Exercise aim: Within these entries, which lines include the string "title"? Copy each one.

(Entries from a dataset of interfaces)
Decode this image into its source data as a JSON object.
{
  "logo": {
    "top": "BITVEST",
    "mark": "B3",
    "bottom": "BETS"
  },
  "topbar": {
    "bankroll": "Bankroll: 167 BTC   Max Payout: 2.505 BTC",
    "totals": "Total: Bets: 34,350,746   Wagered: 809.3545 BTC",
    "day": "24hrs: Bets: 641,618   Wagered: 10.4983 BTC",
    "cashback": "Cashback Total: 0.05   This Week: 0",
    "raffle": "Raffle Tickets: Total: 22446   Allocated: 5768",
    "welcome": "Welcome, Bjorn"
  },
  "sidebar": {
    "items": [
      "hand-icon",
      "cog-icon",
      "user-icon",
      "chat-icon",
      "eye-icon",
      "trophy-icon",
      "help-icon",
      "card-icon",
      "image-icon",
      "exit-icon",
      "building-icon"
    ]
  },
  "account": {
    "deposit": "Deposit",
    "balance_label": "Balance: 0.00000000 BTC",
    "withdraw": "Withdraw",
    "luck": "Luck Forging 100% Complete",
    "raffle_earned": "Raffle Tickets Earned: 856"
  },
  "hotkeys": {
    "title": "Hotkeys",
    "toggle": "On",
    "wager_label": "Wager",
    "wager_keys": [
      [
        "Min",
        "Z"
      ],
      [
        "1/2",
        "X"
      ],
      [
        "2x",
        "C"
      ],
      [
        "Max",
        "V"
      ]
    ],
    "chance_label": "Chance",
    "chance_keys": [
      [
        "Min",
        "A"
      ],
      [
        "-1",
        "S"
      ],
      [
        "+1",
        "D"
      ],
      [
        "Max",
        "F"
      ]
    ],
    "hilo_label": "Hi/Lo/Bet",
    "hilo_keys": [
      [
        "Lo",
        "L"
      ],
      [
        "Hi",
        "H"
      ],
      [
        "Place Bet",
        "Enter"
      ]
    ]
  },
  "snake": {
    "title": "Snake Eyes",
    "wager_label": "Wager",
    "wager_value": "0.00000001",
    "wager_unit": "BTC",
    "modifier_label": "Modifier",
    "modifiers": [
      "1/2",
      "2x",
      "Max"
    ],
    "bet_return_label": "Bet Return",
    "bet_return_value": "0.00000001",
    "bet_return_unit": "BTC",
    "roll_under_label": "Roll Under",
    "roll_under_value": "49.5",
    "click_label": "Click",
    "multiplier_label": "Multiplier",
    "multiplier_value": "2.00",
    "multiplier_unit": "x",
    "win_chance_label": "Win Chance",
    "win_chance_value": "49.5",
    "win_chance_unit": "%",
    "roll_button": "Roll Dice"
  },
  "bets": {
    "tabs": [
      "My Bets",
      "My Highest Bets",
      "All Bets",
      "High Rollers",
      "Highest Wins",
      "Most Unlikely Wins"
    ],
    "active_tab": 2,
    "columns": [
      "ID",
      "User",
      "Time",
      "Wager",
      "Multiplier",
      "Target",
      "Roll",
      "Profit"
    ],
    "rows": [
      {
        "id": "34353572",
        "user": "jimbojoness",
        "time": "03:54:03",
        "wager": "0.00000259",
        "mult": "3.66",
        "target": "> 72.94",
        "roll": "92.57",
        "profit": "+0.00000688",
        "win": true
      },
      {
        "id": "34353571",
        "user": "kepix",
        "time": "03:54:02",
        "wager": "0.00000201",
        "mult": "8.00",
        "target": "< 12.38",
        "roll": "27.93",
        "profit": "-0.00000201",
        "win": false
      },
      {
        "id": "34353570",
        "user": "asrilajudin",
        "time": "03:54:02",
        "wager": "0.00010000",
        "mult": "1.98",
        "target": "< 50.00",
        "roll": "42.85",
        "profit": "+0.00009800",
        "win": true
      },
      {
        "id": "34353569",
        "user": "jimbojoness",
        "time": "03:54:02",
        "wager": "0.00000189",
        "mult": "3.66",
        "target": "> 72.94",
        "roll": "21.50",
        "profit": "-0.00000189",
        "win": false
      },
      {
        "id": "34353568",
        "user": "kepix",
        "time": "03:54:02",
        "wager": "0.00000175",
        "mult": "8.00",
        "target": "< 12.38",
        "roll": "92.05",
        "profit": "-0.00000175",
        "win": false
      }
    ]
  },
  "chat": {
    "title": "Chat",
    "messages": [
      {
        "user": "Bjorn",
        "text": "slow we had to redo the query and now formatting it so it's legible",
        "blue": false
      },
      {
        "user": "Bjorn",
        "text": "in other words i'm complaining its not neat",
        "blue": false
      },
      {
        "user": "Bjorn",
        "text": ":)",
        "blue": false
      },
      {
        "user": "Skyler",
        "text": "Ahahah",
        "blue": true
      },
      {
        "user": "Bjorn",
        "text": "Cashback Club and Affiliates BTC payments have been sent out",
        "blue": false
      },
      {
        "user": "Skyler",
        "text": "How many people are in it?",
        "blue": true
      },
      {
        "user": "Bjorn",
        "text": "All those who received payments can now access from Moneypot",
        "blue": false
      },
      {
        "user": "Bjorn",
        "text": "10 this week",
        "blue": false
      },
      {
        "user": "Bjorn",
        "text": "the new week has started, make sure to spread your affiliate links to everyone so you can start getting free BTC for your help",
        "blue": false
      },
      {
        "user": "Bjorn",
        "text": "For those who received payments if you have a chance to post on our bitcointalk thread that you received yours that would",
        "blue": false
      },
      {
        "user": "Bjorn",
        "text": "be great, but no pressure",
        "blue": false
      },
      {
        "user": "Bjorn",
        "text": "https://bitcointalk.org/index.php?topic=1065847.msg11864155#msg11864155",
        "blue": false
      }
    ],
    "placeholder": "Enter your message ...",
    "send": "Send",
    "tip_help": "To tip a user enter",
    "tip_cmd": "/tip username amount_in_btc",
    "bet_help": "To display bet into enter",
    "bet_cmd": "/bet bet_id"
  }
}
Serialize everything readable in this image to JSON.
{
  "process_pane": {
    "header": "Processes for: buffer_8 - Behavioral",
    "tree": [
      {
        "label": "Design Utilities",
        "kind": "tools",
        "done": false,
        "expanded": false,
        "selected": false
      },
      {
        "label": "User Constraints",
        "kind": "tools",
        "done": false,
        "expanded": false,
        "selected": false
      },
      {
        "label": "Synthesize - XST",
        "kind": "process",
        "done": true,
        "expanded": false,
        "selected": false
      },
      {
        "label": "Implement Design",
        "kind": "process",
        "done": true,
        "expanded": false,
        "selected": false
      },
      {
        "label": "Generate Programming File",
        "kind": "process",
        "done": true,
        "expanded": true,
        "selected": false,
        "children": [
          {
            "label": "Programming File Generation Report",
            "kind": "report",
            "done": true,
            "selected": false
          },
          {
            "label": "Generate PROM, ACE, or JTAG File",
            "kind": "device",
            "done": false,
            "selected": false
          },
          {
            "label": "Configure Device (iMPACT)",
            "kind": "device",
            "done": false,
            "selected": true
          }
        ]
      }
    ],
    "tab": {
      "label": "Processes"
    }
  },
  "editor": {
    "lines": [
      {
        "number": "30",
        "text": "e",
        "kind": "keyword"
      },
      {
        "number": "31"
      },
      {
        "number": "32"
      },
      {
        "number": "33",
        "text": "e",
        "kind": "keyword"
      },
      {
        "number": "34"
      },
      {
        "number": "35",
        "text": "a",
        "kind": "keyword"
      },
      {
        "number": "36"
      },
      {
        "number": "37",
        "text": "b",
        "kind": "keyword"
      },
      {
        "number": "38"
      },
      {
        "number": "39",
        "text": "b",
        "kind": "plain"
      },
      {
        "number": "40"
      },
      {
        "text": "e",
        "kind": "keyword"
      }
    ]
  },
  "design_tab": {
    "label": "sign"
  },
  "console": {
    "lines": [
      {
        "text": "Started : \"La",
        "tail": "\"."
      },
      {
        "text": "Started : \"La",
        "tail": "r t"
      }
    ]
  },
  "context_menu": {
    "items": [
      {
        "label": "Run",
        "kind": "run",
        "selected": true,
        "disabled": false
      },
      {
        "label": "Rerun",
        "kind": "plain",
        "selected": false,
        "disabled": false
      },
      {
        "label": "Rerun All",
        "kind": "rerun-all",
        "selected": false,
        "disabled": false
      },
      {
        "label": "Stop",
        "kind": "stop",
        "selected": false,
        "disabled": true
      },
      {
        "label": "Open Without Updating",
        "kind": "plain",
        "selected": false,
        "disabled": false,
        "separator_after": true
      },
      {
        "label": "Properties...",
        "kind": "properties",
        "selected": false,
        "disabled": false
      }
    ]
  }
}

Exercise output:
    "title": "Hotkeys",
    "title": "Snake Eyes",
    "title": "Chat",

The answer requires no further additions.